            For animals it’s all about luck.  That is what draws me to help them.  For people, at least most, they have some say in their destiny.  They can and have many choices to make each day.  This shapes their future.  Will I do my homework assessment?  Will I help out with the chores?  Will I run away?  Will I marry this man?  Of course there are many who are forced into their futures, but for all animals there is little to no choice.  They don’t have a say in where or whom they go home with.  It doesn’t matter where they are born or what animal they are, they are subjects to our will.  Even if we are kind, they cannot tell us what they want.  This means they are subject to our every whim and desire we possess.  We cast their die.  Their odds are with us.  For many, this is a terrifying and overwhelming truth.  It can end well.  Or it can end in disaster.  But when you’re a dog or a cat sitting in an open admissions shelter, and you look up at the people coming to see you, I am sure all you can think is, “What will you be like?  Will you be kind?
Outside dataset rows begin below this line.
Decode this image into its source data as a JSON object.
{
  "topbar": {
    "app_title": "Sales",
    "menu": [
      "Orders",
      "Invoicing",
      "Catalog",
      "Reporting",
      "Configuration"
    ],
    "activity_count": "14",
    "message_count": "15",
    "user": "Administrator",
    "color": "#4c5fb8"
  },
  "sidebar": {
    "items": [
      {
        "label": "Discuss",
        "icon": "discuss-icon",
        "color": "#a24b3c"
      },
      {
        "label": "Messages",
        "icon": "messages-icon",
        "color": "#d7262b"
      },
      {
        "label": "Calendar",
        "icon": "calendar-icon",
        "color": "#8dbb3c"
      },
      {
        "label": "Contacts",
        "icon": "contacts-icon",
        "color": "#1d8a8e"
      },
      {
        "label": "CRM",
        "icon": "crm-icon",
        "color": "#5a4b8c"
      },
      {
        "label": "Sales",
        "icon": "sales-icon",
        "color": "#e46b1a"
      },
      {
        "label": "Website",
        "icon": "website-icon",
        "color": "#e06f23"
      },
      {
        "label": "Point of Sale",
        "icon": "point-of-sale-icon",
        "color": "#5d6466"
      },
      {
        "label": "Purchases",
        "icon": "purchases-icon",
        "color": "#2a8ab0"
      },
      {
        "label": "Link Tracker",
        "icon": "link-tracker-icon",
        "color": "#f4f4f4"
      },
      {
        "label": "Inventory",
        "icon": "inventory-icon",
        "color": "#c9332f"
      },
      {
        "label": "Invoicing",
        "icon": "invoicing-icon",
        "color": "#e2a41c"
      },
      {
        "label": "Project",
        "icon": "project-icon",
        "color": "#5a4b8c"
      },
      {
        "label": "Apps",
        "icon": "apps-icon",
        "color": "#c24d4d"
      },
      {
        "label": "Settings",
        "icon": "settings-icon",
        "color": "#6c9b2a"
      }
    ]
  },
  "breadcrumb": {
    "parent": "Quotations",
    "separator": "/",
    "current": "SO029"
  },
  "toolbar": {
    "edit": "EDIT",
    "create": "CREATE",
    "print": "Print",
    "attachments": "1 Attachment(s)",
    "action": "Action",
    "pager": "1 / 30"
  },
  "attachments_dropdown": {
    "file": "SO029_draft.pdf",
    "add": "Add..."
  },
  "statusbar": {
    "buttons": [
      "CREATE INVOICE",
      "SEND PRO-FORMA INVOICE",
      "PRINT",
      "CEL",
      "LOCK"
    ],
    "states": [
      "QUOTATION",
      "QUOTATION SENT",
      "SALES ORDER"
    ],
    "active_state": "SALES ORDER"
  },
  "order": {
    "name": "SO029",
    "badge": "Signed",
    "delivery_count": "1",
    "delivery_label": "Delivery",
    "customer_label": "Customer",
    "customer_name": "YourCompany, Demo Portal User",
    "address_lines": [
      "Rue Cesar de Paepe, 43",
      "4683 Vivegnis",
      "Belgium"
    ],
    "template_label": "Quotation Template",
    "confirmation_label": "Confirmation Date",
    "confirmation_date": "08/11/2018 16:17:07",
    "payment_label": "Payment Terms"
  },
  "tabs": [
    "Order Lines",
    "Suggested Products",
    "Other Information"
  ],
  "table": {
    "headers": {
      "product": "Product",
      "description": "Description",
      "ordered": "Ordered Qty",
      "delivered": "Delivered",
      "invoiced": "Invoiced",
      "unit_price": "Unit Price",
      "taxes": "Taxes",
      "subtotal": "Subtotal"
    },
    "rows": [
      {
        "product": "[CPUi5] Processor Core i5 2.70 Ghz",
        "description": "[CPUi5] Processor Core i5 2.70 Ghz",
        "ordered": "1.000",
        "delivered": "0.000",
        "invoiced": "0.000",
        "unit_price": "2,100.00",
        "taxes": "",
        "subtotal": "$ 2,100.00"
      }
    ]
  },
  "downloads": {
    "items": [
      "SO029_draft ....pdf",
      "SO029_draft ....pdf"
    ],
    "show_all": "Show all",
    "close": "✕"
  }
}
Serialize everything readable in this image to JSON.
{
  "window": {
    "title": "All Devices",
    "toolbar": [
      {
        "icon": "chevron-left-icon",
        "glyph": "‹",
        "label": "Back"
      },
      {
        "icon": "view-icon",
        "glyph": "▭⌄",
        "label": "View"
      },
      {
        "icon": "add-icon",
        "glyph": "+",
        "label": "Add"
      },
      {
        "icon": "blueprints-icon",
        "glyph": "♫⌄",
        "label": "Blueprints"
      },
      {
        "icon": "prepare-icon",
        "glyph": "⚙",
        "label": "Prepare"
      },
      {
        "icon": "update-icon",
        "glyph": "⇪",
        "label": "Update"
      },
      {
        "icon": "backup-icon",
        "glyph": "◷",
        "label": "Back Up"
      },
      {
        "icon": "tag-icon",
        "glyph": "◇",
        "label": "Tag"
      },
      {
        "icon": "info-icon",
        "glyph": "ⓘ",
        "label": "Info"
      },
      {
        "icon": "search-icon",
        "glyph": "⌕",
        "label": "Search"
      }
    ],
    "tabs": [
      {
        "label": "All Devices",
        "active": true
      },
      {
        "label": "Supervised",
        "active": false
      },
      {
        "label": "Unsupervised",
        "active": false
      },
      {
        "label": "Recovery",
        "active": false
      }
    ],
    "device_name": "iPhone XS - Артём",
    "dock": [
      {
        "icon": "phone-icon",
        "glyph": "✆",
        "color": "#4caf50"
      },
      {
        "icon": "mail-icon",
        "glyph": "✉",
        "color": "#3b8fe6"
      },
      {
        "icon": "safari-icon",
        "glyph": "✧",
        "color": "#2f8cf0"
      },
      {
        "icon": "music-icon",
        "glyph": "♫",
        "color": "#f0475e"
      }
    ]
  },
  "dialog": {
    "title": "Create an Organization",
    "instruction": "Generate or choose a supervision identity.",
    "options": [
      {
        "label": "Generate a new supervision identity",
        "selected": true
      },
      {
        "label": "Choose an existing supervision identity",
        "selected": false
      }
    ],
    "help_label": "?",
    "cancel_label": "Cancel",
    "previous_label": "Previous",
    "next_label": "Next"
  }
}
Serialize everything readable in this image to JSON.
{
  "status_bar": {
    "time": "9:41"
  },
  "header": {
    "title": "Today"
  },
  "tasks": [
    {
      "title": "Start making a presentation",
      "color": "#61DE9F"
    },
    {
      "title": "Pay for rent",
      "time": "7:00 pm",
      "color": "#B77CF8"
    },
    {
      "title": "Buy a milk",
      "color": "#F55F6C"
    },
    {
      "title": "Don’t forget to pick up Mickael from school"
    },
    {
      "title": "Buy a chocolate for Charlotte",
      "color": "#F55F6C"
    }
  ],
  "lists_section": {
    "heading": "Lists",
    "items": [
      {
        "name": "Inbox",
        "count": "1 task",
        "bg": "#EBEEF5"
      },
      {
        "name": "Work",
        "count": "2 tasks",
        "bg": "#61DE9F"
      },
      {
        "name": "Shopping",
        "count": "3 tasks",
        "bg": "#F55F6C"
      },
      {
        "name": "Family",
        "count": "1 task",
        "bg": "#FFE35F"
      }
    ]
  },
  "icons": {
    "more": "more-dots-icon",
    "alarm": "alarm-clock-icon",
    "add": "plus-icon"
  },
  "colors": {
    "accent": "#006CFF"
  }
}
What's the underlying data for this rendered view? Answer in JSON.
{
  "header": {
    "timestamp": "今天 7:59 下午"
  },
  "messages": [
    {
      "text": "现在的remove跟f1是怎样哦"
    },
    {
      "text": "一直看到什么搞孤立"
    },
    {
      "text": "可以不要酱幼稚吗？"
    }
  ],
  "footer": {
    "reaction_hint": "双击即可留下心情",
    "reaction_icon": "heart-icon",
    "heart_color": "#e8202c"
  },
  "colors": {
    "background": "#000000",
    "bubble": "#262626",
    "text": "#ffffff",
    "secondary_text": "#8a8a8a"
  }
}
Will you destroy me?”  So many people and you’re just hedging your bets on if you are cute enough, if you are sweet enough, and the most imperative of all, are you lucky enough.   

            Tiny was not lucky.  A week after his adoption he came back through our doors.  The kid’s arm was in a cast.  They justified it by saying that Tiny had attacked the other dog.  When the kid tried to break it up (which is the stupidest thing a person can do) Tiny latched on and dug in.  The second time it occurred was that evening.  Supposedly, the other dog was lying on the couch with the boy’s arm wrapped around him.  Tiny lunged for the dog and instead grabbed the teenager’s arm tearing it to shreds.

            No hope was left for Tiny after that.  They took the kid to the emergency room, had his arm bandaged, and the next morning brought Tiny back to us giving their version of what happened.  They knew.  They knew their dog would attack Tiny because Tiny was bigger than their other dog.  Instead of attempting their mistake they stood there and lied telling us their dog would never attack another dog.  When just the previous week, they had told me different.  Enraged I could do nothing.  I couldn’t say anything to their disgusting faces.  I told my coworkers.  I told my manager.  But Tiny didn’t have any hope left.  After the surrender, Tiny was lead back by a catchpole, never to be touched by a human again.  This is necessary.  Once an animal has bitten, they are quarantined off.  No one is allowed to handle them.  It is needed and keeps people safe from rabies.  Still, it can be cruel when applied perhaps unjustly to guilty yet as equally innocent animals.  Tiny spent his last night in a familiar kennel that he dreaded.  A scary place with lots of other dogs howling trying to escape some future they do not know and cannot control.  In the morning, they came for him.  Thus was his end. 

            They knew.  Those stupid people knew that their dog did not like dogs bigger than her.  But they didn’t care.  To them, Tiny was disposable.  They shrugged him off like you would of an old sweater that doesn’t fit anymore.  After we led Tiny back, they went into our adoption room and proceeded to pick out another dog.  Gloria, a Chihuahua was selected.  This time we required a dog-to-dog with their boxer mix.  The meeting went okay.   Still, as they adopted out Gloria (of which I refused to have anything to do with) and walked out, I couldn’t help but mutter, “Dead dog walking.”